Canada 2060 Assignment

What will Canada look like in 2060


Do you ever wonder what your future will be like, what your kids and grand kids life will be like in Canada? Well I can show you what your life could be like in 2060. But before I show you that I will have to take to back to Canada's history. The current immigration rate, birth rates and death rates, the Aboriginals and where all of Canada's population is coming from. So hold on tight as I take you on a walk through your current life and your future life.

Current immigration rate in Canada

The current take of immigrants in Canada is 250,000 people per year. In fact, census data from 2006 shows that almost 20% of the entire population of Canada was born outside the country. There are more than 34 ethnic groups in the country. The earliest immigration to Canada came from France, Britain and Ireland. However, today the largest percentages of immigrants to Canada come from Asia (Philippines, China and India in particular).

Immigration to Canada from the 7 continents

Big image
Big image

Birth rate and Death rate currently

Birth rates in the most recent census

Over the past 20 years, Canada has seen both upward and downward trends in the number of births. In 1990 at 405,486 births, the number of births fell steadily throughout the 1990s. In 2000, there were 327,882 registered births, the lowest level since the end of the Second World War.

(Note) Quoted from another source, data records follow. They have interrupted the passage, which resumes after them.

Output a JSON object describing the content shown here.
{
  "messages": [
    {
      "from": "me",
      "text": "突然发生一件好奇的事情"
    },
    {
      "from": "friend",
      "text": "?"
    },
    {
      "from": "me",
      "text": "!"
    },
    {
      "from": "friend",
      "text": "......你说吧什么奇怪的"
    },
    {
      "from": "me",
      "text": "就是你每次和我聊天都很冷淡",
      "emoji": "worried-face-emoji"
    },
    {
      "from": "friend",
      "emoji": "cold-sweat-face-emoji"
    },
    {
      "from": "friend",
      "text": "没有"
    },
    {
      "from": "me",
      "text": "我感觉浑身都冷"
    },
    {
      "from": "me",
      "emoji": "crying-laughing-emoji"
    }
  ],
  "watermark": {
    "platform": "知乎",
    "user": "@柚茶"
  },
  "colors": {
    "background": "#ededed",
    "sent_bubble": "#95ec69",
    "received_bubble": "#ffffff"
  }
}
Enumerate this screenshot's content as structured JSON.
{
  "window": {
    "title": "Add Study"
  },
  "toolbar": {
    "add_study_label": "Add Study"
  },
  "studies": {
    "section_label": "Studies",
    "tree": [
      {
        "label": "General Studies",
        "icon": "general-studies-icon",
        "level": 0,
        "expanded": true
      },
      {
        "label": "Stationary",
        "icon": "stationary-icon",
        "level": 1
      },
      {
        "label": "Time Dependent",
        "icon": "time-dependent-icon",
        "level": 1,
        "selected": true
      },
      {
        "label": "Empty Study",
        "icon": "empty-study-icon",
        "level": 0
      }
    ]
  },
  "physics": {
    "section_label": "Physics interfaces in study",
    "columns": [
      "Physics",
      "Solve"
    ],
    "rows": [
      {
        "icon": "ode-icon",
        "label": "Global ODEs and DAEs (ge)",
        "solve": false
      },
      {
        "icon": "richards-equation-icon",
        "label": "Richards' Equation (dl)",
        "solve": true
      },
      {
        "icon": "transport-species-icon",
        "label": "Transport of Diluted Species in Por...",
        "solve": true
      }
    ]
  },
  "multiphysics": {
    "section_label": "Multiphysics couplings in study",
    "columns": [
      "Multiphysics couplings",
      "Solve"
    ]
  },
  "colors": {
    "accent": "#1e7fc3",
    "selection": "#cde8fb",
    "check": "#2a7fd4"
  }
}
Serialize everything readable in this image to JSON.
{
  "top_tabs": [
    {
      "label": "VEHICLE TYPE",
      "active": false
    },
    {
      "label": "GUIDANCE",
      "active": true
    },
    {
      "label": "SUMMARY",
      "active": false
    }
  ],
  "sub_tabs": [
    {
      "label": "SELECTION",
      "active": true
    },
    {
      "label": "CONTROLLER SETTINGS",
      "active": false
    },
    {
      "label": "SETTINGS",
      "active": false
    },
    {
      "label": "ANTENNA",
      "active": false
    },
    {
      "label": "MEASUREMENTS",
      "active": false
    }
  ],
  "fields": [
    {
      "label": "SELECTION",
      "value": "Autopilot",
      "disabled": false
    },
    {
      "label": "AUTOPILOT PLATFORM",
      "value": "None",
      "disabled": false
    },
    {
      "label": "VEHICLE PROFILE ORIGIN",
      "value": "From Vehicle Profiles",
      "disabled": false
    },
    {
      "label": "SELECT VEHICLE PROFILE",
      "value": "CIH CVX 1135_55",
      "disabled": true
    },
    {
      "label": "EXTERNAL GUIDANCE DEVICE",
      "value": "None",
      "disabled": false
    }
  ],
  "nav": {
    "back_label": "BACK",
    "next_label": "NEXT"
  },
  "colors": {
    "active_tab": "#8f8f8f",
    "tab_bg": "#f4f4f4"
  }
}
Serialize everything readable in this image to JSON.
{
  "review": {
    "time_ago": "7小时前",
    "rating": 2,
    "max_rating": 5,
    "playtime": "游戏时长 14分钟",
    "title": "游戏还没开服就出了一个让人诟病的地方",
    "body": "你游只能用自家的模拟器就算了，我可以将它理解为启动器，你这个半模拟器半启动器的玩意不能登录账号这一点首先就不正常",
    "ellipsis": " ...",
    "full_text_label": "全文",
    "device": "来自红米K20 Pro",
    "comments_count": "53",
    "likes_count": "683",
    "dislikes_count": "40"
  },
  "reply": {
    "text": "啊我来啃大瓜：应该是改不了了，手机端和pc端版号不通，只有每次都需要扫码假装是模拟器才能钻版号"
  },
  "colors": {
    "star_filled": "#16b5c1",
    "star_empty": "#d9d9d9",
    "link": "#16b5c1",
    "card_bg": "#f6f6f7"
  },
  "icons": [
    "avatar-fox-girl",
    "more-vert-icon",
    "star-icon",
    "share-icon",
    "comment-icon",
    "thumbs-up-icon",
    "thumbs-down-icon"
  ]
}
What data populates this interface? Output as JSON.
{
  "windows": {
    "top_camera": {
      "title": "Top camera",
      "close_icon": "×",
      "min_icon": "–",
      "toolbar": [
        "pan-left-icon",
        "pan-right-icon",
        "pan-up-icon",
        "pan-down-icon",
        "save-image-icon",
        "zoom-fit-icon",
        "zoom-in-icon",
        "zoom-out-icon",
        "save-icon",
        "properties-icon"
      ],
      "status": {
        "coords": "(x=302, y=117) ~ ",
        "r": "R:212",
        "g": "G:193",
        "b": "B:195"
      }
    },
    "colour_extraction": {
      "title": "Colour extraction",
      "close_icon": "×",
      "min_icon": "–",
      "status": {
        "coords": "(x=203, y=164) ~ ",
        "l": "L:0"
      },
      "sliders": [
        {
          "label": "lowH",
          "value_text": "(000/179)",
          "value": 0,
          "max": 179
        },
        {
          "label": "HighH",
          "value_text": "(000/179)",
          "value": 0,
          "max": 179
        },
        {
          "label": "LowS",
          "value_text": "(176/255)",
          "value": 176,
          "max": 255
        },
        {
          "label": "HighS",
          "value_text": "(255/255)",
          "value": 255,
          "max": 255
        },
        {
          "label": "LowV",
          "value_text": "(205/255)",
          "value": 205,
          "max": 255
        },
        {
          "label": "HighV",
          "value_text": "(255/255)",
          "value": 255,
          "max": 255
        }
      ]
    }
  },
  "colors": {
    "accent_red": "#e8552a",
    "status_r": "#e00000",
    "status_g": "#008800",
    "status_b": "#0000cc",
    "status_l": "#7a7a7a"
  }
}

There has been an upward trend in the number of births since 2001, with a slowing rates in 2008 compared to the two previous years. From 2007 to 2008, the number of births rose in all provinces and territories except the Northwest Territories. The largest birth rates were in Newfoundland and Labrador (7.6%). On the other hand, a first sign of slowing in the increase of births was observed in 2008, mainly in Ontario and the Western provinces.

In 2008, three provinces accounted for 76% of the total increase in the number of births. Quebec was the largest contributor with 35% of the total increase, followed by Ontario (23%) and Alberta (18%).

Death rates in Canada

In 2005, Canada registered more births (342,176) than deaths (230,132). Its natural increase was therefore positive at 112,000.In 1960, with the baby-boom in full swing, Canada recorded a record level of natural increase of 339,000. That year, Canadian women had given birth to 479,000 children.With Canada's population steadily growing from year to year, the number of deaths has understandably increased over time, and it will continue to do so in the future. When the baby-boom generations reach the ages of high mortality, this trend is expected to accelerate
Big image

The Aborignals

Today Canada is the most multi-cultural country in the world, and the home of immigrants of every ethnic and religious group from every country in the world.

But less than 500 years ago, the only people living in Canada were the Aboriginal people of Canada. "Aboriginal" means the original inhabitants, the people who were here first. The words "Native" or "Indigenous" are also used, and mean the same thing.

Current population of Aborignals in Canada

Aboriginal peoples in Canada, or Aboriginal Canadians, are the indigenous peoples within the boundaries of present-day Canada. They comprise the First Nations, Inuit and Metis. As of the 2011 census, Aboriginal peoples in Canada totaled 1,400,685 people, or 4.3% of the national population.
Big image

Birth Rate of Aboriginals in Canada

According to the 2006 Census 196,070 persons, or 4.8% of the total population reported Aboriginal identity. Approximately 66% identified as ‘North American Indian,’ 30% identified as Métis, less than 1% identified as Inuit, and the remaining 3% identified with more than one Aboriginal group and/or self reported as Status Indians and/or band members without identifying themselves
Big image
Big image

Death rate of Aboriginals in Canada

One in four children on Canada's First Nations reserves lives in poverty. Four years ago, an extensive study of infant mortality in Manitoba showed that the death rate for aboriginal babies was more than twice the Canadian average. For Inuit infants, the rate is four times higher.
Big image

Aboriginal population

Big image

Prediction of Canada's population in 2060

Statistics show that the Canadian population would grow steadily, increasing from 33.7 million in 2009 to 43.8 million in 2036 and then to 52.6 million in 2061, the population would grow at an average annual rate of 7.4 per thousand in 2060/2061.The number of deaths would parallel the growth of the population as well as its aging. It would accelerate appreciably as the large generation of baby boomers reaches the advanced ages, associated with high mortality.
Big image

Prediction of Aboriginal population 2060

Aboriginal people in Canada could number between 1.7 million and 2.2 million,at a growth rate faster than the non-aboriginal population. aboriginal people would represent between four and 5.3 per cent of the total Canadian population.
A Statistics Canada Minute - Immigration and Diversity